Q: How long does fat adaptation take and how do you know it’s happening?
A: It takes around six weeks, according to most studies. I’ve been running to the block house on the mountain for 40 years. I got slower and slower and fatter and fatter. I changed to LCHF and after about three weeks my times went right down. In six weeks, I improved my time by 40 minutes. It was just unbelievable. Then one day I just flew down the mountain; I felt like I was 40 again.
Q: So if you bant strictly for six weeks you should start feeling the change?
A: Yes, and you should have no symptoms of carbohydrate withdrawal after six weeks. It’s the sugar addiction that’s the real problem; it’s what makes people feel sick.
Q: So what do you recommend for people with that kind of addiction?
A: Eat fat; that’s the key. Find foods that you really like. For my first three weeks I just ate the simplest foods – biltong, cheese, dairy and chicken breasts – limitlessly. And that made it easy for me. I drank far too much milk then and continued to drink sweet drinks after a run. That took a long time to change. The sugar was a huge problem for me. It took me 14 months to stop adding sugar to my tea. I started with two teaspoons, then one and a half, one, half, quarter and then it was literally three grains. Then one day I said, ‘Why the hell am I putting these three grains of sugar in my tea?’ It took another year or two to be absolutely rigid and have no desire for anything sweet. I had to actively train myself to associate sugary, high-carb foods with a negative response. So, if I see a muffin, croissant or a cooldrink, I see the face of the devil. I just think, ‘Why the hell would you want to eat that rubbish?’ It’s very helpful to think like that.

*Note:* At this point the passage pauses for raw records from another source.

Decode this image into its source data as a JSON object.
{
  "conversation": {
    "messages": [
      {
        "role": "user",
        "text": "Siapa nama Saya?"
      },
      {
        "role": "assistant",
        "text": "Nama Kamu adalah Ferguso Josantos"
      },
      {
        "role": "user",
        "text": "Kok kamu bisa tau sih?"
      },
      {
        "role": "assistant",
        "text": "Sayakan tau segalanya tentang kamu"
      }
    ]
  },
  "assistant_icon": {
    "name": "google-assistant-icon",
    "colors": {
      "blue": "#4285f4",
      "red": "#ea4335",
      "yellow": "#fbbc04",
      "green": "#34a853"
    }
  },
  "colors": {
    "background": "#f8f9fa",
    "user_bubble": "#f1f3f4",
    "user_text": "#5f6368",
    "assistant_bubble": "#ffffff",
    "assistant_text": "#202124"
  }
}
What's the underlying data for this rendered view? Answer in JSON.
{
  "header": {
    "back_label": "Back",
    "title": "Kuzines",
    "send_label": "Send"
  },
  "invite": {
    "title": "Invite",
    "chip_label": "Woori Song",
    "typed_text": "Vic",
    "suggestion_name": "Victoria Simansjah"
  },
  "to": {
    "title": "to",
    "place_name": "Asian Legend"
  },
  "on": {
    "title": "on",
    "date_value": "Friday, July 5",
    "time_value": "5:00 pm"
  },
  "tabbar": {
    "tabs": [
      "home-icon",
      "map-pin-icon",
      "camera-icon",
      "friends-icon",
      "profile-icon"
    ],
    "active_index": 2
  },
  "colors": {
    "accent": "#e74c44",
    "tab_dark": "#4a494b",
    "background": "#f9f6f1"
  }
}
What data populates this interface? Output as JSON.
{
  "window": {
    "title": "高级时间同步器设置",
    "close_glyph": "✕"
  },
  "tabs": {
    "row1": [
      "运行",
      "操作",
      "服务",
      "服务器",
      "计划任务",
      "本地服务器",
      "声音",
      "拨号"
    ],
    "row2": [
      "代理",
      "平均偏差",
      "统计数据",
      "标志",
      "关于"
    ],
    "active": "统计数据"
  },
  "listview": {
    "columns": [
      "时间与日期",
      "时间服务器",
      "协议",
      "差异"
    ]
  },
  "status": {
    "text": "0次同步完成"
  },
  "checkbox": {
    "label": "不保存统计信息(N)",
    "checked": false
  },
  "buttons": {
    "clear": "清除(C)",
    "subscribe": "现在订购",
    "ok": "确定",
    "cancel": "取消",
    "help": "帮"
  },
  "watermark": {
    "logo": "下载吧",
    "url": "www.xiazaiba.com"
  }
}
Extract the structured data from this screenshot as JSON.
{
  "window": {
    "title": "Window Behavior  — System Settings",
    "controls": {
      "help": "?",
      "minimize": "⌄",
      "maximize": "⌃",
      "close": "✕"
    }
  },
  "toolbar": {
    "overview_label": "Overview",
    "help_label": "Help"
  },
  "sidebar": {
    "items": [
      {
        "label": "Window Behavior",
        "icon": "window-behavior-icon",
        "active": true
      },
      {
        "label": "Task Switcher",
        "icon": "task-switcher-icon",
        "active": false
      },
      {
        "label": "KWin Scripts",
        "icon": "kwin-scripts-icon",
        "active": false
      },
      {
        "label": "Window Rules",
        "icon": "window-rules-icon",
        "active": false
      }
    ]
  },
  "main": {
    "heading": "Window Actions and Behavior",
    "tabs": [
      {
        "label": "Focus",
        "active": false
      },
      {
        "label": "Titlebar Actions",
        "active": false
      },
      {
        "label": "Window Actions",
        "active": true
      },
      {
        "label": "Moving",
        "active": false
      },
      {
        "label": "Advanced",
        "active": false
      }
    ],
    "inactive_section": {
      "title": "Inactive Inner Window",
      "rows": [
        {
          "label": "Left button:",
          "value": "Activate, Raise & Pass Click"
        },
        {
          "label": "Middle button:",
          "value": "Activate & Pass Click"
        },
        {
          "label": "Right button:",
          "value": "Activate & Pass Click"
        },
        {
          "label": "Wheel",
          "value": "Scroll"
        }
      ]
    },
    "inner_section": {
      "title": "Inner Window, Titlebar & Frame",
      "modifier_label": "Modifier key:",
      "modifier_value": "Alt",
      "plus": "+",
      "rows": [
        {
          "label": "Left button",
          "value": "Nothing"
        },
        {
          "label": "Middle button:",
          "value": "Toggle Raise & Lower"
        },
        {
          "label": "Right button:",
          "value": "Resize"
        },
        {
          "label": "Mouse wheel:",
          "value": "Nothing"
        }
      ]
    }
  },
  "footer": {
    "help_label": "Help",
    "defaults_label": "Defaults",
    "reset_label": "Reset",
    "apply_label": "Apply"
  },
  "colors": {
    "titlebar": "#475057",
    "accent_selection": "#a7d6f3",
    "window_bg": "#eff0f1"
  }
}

Q: What is your opinion on nut butters?
A: I love them but they need to be the right ones – there must be no sugar added. That’s what I eat for breakfast most days if I don’t have eggs. We have almond butter or macadamia nut butter on Life Bake Grain-free Bread. It’s amazing. How she got so much fibre into that is a miracle; it’s amazing for digestion.
Q: Is ketosis essential when banting? Does it define the LCHF diet?
A: No. If you’re in ketosis, I know you’re eating a low carbohydrate diet but it’s not the defining factor. Most people have ketone values of 0 to 0.1 if they’re eating a high carbohydrate diet. My ketone values are up to about 1 to 2, but if I run a long distance I might get up to 5. Even to stay at 3 most of the time is difficult, but some people manage that. You have to be eating fat all the time and very little or almost no protein. And it’s hard work! For me, there isn’t a substantial difference from 1 to 5. But at 1, I feel the benefits.
Q: How do you tell if you are in ketosis?
A: You need to test your blood using a glucometer, or urine using ketone sticks.
Q: Do you think a high carb intake can cause psychological problems?
A: Yes, I do. But that’s a whole new area. So many people are saying their children are doing much better. That’s one of the best tests because children’s diets are high in carbs and processed food. They are active but become hyperactive on sugar. When you remove it, they’re different people.
Q: Is LCHF safe for pregnant and breastfeeding women?
A: People say things like ‘low carb is dangerous for children’, which is absolute rubbish. Your baby does not need carbohydrates, your baby needs fat and protein. If you’re eating 65% carbohydrate, the probability that your child will get protein and fat malnutrition is very high. It’s simple. You do not need carbohydrates for anything.
Q: Do you still cheat sometimes?
A: Never. I never cheat because I just don’t have the desire to. I want to get my glucose as low as possible and if I cheat it just goes to hell. It’s just not worth it. And because I’m diabetic, I have huge motivation not to cheat and that ultimately makes it easier. If I had to try Coke, I would spit it out at the first taste.
I now have no desire for anything sweet. But I had to actively train myself to associate sugary, high-carb foods with a negative response.